Salient features of Indian Economy
India is a Mixed economy. In a mixed economy, public sector (govt. owned) business enterprises exist along the private sector to achieve a welfare state (promoting, protecting social and economic well being of citizens) with a socialist pattern of society. Ever since independence, India’s economic development has been guided by the twin objectives of developing:
- a) a rapidly and technologically progressive economy by democratic means; and
- b) a social order based on justice, offering equal opportunity to every citizen of the country.
In India, almost 60-70% of the total population still resides in rural areas and hence they depend on agriculture for their livelihood. It contributes only ~16% to GDP of India.
India is overpopulated. In every decade the Indian population gets increased by about 20%. During 2001-11, the population increased by 17.6%. With this high growth rate of the population about 1.7 crore new persons are added to the Indian population every year. To sustain 17.5% of the world population India only has 2.46% of the world’s land area. This has lead to a high population density and food scarcity.
India has not yet achieved the goal of balanced economic development. In a balanced economy, first, the primary sector should develop and then the secondary sector and later on the tertiary sector. But, in India, the 1st primary sector developed and then the secondary sector was overridden and directly tertiary sector developed. According to the latest data available, about 64% of the total labor force is dependent on agriculture, 16% on industries and the rest about 20% on the trade, transport and other services. Secondary sector results in capital formation in an economy which is weaker in India. India needs an emphasis on the secondary sector to sustain its economy.

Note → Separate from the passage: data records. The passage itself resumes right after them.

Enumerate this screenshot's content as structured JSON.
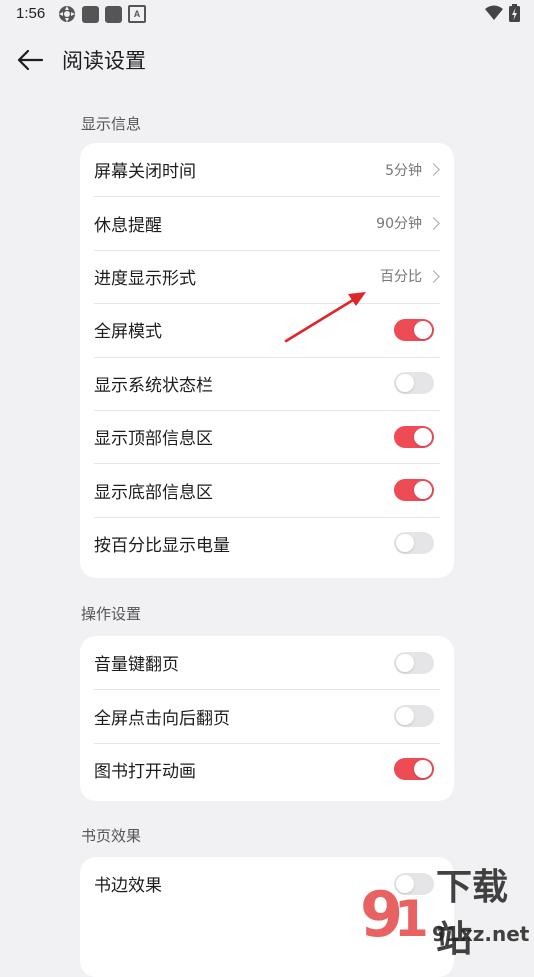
{
  "status_bar": {
    "time": "1:56"
  },
  "header": {
    "title": "阅读设置"
  },
  "sections": [
    {
      "label": "显示信息",
      "rows": [
        {
          "label": "屏幕关闭时间",
          "type": "nav",
          "value": "5分钟"
        },
        {
          "label": "休息提醒",
          "type": "nav",
          "value": "90分钟"
        },
        {
          "label": "进度显示形式",
          "type": "nav",
          "value": "百分比"
        },
        {
          "label": "全屏模式",
          "type": "toggle",
          "on": true
        },
        {
          "label": "显示系统状态栏",
          "type": "toggle",
          "on": false
        },
        {
          "label": "显示顶部信息区",
          "type": "toggle",
          "on": true
        },
        {
          "label": "显示底部信息区",
          "type": "toggle",
          "on": true
        },
        {
          "label": "按百分比显示电量",
          "type": "toggle",
          "on": false
        }
      ]
    },
    {
      "label": "操作设置",
      "rows": [
        {
          "label": "音量键翻页",
          "type": "toggle",
          "on": false
        },
        {
          "label": "全屏点击向后翻页",
          "type": "toggle",
          "on": false
        },
        {
          "label": "图书打开动画",
          "type": "toggle",
          "on": true
        }
      ]
    },
    {
      "label": "书页效果",
      "rows": [
        {
          "label": "书边效果",
          "type": "toggle",
          "on": false
        }
      ]
    }
  ],
  "watermark": {
    "brand_text": "下载站",
    "site_text": "91xz.net"
  },
  "colors": {
    "accent": "#ee4b55",
    "background": "#f1f1f3",
    "card": "#ffffff"
  }
}
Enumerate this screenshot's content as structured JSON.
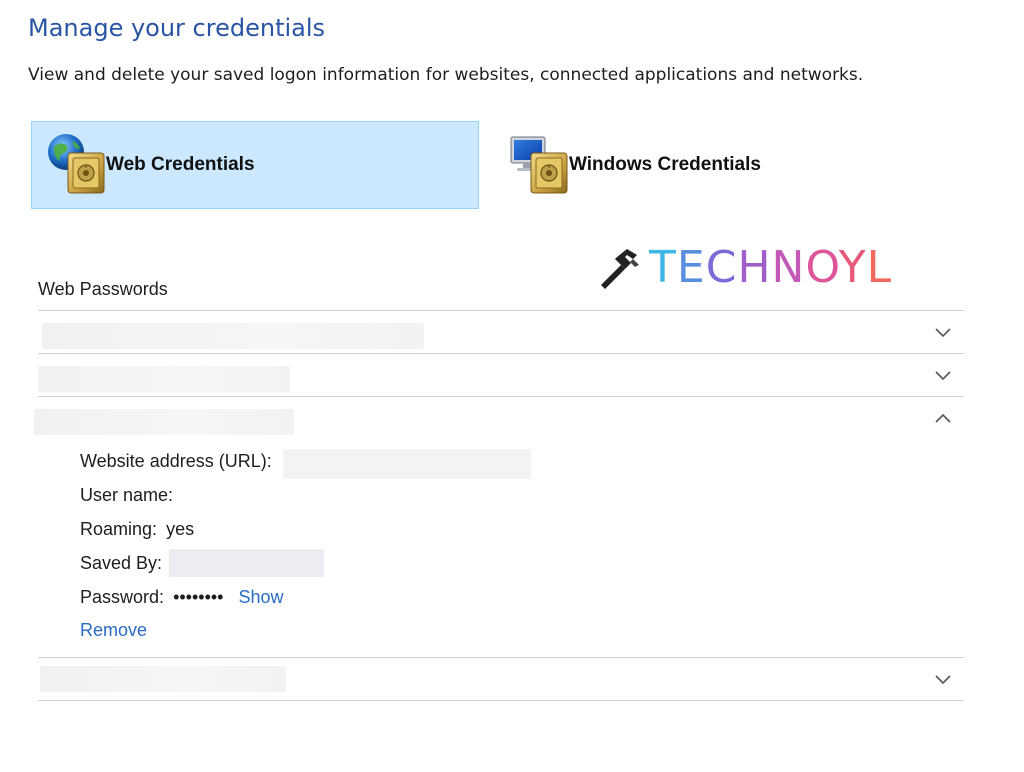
{
  "header": {
    "title": "Manage your credentials",
    "subtitle": "View and delete your saved logon information for websites, connected applications and networks."
  },
  "tiles": [
    {
      "label": "Web Credentials",
      "selected": true,
      "icon": "globe-vault-icon"
    },
    {
      "label": "Windows Credentials",
      "selected": false,
      "icon": "monitor-vault-icon"
    }
  ],
  "watermark": {
    "letters": [
      "T",
      "E",
      "C",
      "H",
      "N",
      "O",
      "Y",
      "L"
    ],
    "icon": "hammer-icon"
  },
  "section": {
    "title": "Web Passwords"
  },
  "entries": [
    {
      "expanded": false,
      "chevron": "chevron-down-icon"
    },
    {
      "expanded": false,
      "chevron": "chevron-down-icon"
    },
    {
      "expanded": true,
      "chevron": "chevron-up-icon",
      "details": {
        "url_label": "Website address (URL):",
        "username_label": "User name:",
        "roaming_label": "Roaming:",
        "roaming_value": "yes",
        "saved_by_label": "Saved By:",
        "password_label": "Password:",
        "password_value": "••••••••",
        "show_link": "Show",
        "remove_link": "Remove"
      }
    },
    {
      "expanded": false,
      "chevron": "chevron-down-icon"
    }
  ],
  "colors": {
    "title_blue": "#2a55a4",
    "link_blue": "#2a6cc4",
    "selected_tile_bg": "#cce8ff",
    "selected_tile_border": "#99d1ff"
  }
}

Another basic characteristic of the Indian economy is the existence of capital deficiency which is reflected in two ways –
- The amount of capital per head available is low; and

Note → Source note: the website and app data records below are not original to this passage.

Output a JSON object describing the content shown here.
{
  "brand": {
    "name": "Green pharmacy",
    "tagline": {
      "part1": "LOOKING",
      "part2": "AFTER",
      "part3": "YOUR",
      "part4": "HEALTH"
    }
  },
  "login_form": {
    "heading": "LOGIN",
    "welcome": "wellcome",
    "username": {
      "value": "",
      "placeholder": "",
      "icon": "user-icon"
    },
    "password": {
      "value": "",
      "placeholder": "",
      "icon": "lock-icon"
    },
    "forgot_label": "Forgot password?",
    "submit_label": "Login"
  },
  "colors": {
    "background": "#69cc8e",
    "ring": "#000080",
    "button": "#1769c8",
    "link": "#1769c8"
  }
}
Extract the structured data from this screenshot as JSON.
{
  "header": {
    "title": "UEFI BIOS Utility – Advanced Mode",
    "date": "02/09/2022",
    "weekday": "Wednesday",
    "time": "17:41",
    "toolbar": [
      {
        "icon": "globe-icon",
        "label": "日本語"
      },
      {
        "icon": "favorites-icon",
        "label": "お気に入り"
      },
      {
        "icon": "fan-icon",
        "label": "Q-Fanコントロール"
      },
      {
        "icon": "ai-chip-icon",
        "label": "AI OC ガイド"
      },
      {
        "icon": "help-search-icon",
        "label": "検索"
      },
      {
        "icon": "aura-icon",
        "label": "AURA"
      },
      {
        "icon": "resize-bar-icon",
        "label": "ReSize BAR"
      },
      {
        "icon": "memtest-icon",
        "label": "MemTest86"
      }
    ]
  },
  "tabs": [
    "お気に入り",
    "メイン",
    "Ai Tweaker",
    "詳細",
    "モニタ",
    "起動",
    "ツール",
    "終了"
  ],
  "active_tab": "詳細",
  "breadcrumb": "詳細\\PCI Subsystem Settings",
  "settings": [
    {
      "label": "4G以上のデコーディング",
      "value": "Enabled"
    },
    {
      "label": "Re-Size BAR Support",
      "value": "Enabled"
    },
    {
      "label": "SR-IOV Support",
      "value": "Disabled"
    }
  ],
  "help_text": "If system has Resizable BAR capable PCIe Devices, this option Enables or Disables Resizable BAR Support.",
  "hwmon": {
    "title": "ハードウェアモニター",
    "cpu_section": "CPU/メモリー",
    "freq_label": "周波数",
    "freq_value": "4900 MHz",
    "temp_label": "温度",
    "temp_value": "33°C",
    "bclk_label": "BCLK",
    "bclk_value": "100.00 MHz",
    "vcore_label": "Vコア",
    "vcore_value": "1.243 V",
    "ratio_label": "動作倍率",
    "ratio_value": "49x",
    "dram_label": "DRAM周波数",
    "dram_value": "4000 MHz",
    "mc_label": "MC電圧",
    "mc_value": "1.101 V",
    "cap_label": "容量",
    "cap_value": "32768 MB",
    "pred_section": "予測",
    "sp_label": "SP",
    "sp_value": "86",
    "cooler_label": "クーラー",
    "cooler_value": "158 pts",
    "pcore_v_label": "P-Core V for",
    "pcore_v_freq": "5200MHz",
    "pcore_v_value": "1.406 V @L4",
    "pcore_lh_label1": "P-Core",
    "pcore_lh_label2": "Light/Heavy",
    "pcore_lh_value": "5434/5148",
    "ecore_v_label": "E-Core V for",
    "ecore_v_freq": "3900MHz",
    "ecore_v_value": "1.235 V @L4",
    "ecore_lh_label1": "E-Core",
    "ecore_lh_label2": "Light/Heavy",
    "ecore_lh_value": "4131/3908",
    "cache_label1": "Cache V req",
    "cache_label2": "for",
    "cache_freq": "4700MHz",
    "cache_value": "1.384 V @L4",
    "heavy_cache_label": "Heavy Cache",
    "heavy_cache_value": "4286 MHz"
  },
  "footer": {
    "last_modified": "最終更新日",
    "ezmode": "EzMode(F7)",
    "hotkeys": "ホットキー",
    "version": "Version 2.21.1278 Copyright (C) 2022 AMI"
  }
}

- The current rate of capital formation is also low.
India has to replace the current capital goods with new capital goods to increase the produce and capital formation as there is a direct relationship between capital formation and the growth trajectory.
There is a lack of physical infrastructure (i.e. road, electricity, banking, transportation, insurance, energy) and the social infrastructure (i.e. education, health, housing, drinking water, sanitation) that hinders the development process of a country.

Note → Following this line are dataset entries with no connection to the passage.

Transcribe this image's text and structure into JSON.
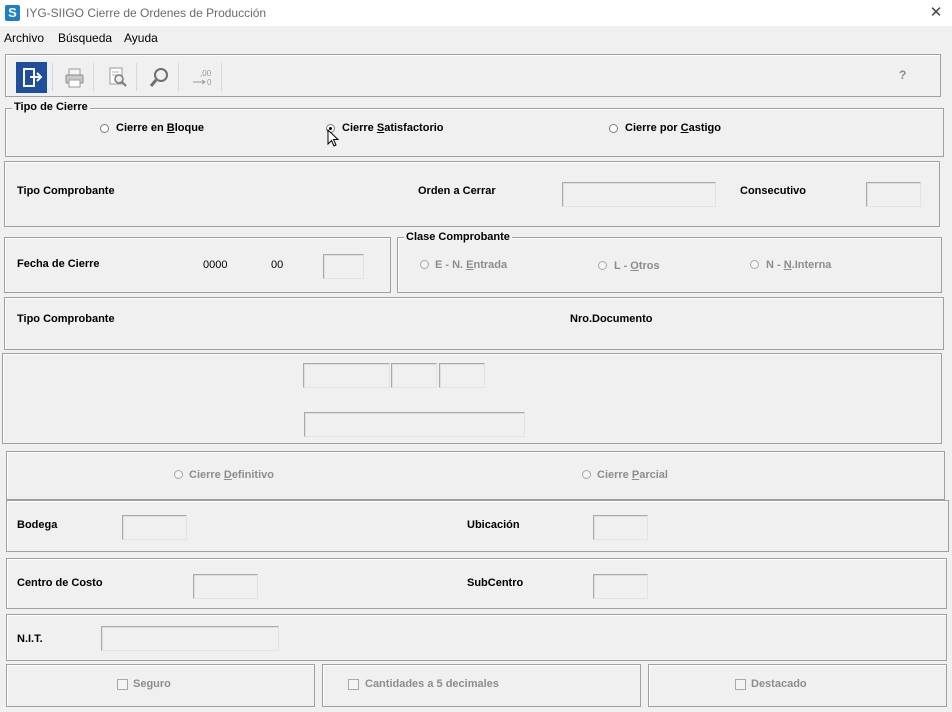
{
  "window": {
    "app_icon": "S",
    "title": "IYG-SIIGO Cierre de Ordenes de Producción",
    "close_glyph": "✕"
  },
  "menu": [
    "Archivo",
    "Búsqueda",
    "Ayuda"
  ],
  "toolbar": {
    "buttons": [
      {
        "icon": "exit-icon",
        "enabled": true
      },
      {
        "icon": "print-icon",
        "enabled": false
      },
      {
        "icon": "print-preview-icon",
        "enabled": false
      },
      {
        "icon": "search-icon",
        "enabled": false
      },
      {
        "icon": "decimal-shift-icon",
        "enabled": false
      }
    ],
    "decimal_icon_text": ",00",
    "decimal_icon_sub": "0",
    "help_label": "?"
  },
  "tipo_cierre": {
    "caption": "Tipo de Cierre",
    "options": [
      {
        "pre": "Cierre en ",
        "ul": "B",
        "post": "loque",
        "selected": false
      },
      {
        "pre": "Cierre ",
        "ul": "S",
        "post": "atisfactorio",
        "selected": true
      },
      {
        "pre": "Cierre por ",
        "ul": "C",
        "post": "astigo",
        "selected": false
      }
    ]
  },
  "row1": {
    "tipo_comprobante_label": "Tipo Comprobante",
    "orden_label": "Orden a Cerrar",
    "orden_value": "",
    "consecutivo_label": "Consecutivo",
    "consecutivo_value": ""
  },
  "fecha": {
    "label": "Fecha de Cierre",
    "year": "0000",
    "month": "00",
    "day_value": ""
  },
  "clase_comprobante": {
    "caption": "Clase Comprobante",
    "options": [
      {
        "pre": "E - N. ",
        "ul": "E",
        "post": "ntrada"
      },
      {
        "pre": "L - ",
        "ul": "O",
        "post": "tros"
      },
      {
        "pre": "N - ",
        "ul": "N",
        "post": ".Interna"
      }
    ]
  },
  "row3": {
    "tipo_comprobante_label": "Tipo Comprobante",
    "nro_documento_label": "Nro.Documento"
  },
  "cierre_modo": {
    "options": [
      {
        "pre": "Cierre ",
        "ul": "D",
        "post": "efinitivo"
      },
      {
        "pre": "Cierre ",
        "ul": "P",
        "post": "arcial"
      }
    ]
  },
  "bodega": {
    "label": "Bodega",
    "value": ""
  },
  "ubicacion": {
    "label": "Ubicación",
    "value": ""
  },
  "centro_costo": {
    "label": "Centro de Costo",
    "value": ""
  },
  "subcentro": {
    "label": "SubCentro",
    "value": ""
  },
  "nit": {
    "label": "N.I.T.",
    "value": ""
  },
  "checks": [
    {
      "label": "Seguro",
      "checked": false
    },
    {
      "label": "Cantidades a 5 decimales",
      "checked": false
    },
    {
      "label": "Destacado",
      "checked": false
    }
  ]
}
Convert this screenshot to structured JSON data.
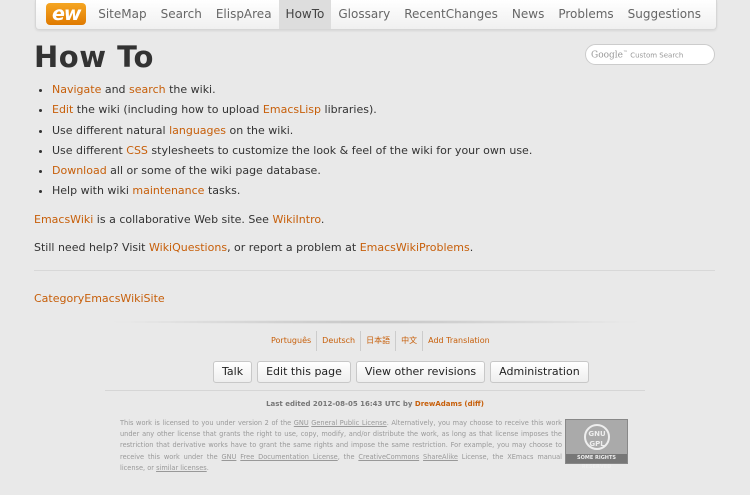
{
  "header": {
    "logo": "ew",
    "nav": [
      {
        "label": "SiteMap",
        "active": false
      },
      {
        "label": "Search",
        "active": false
      },
      {
        "label": "ElispArea",
        "active": false
      },
      {
        "label": "HowTo",
        "active": true
      },
      {
        "label": "Glossary",
        "active": false
      },
      {
        "label": "RecentChanges",
        "active": false
      },
      {
        "label": "News",
        "active": false
      },
      {
        "label": "Problems",
        "active": false
      },
      {
        "label": "Suggestions",
        "active": false
      }
    ]
  },
  "search": {
    "google_text": "Google",
    "tm": "™",
    "placeholder_text": "Custom Search"
  },
  "page": {
    "title": "How To",
    "tasks": [
      {
        "link1": "Navigate",
        "text1": " and ",
        "link2": "search",
        "text2": " the wiki."
      },
      {
        "link1": "Edit",
        "text1": " the wiki (including how to upload ",
        "link2": "EmacsLisp",
        "text2": " libraries)."
      },
      {
        "pre": "Use different natural ",
        "link": "languages",
        "post": " on the wiki."
      },
      {
        "pre": "Use different ",
        "link": "CSS",
        "post": " stylesheets to customize the look & feel of the wiki for your own use."
      },
      {
        "link": "Download",
        "post": " all or some of the wiki page database."
      },
      {
        "pre": "Help with wiki ",
        "link": "maintenance",
        "post": " tasks."
      }
    ],
    "para1": {
      "link1": "EmacsWiki",
      "text1": " is a collaborative Web site. See ",
      "link2": "WikiIntro",
      "text2": "."
    },
    "para2": {
      "text1": "Still need help? Visit ",
      "link1": "WikiQuestions",
      "text2": ", or report a problem at ",
      "link2": "EmacsWikiProblems",
      "text3": "."
    },
    "category": "CategoryEmacsWikiSite"
  },
  "footer": {
    "translations": [
      "Português",
      "Deutsch",
      "日本語",
      "中文",
      "Add Translation"
    ],
    "buttons": [
      "Talk",
      "Edit this page",
      "View other revisions",
      "Administration"
    ],
    "edited": {
      "prefix": "Last edited 2012-08-05 16:43 UTC by ",
      "author": "DrewAdams",
      "diff": "(diff)"
    },
    "license": {
      "t1": "This work is licensed to you under version 2 of the ",
      "l1": "GNU",
      "t2": " ",
      "l2": "General Public License",
      "t3": ". Alternatively, you may choose to receive this work under any other license that grants the right to use, copy, modify, and/or distribute the work, as long as that license imposes the restriction that derivative works have to grant the same rights and impose the same restriction. For example, you may choose to receive this work under the ",
      "l3": "GNU",
      "t4": " ",
      "l4": "Free Documentation License",
      "t5": ", the ",
      "l5": "CreativeCommons",
      "t6": " ",
      "l6": "ShareAlike",
      "t7": " License, the XEmacs manual license, or ",
      "l7": "similar licenses",
      "t8": "."
    },
    "badge": {
      "line1": "GNU",
      "line2": "GPL",
      "bottom": "SOME RIGHTS RESERVED"
    }
  }
}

Social Infrastructure: Helps the economic system from outside, increases the quality of human resources.
Physical Infrastructure/Economic infrastructure: It helps the economic system from inside; i.e. road, electricity, banking, transportation, insurance, energy etc.
India lacks a regulatory framework for infrastructure. India requires an independent regulatory body like SEBI which should protect the investors from uncertainties, it should remove the obstacles for Public-Private projects and safeguard economic projects.
Certain institutions necessary for economic development are not adequately developed. For instance, to mobilize savings and more especially the savings of the rural sector, the creation and the development of financial institutions is essential. India suffers from the inadequacy of financial institutions in rural areas.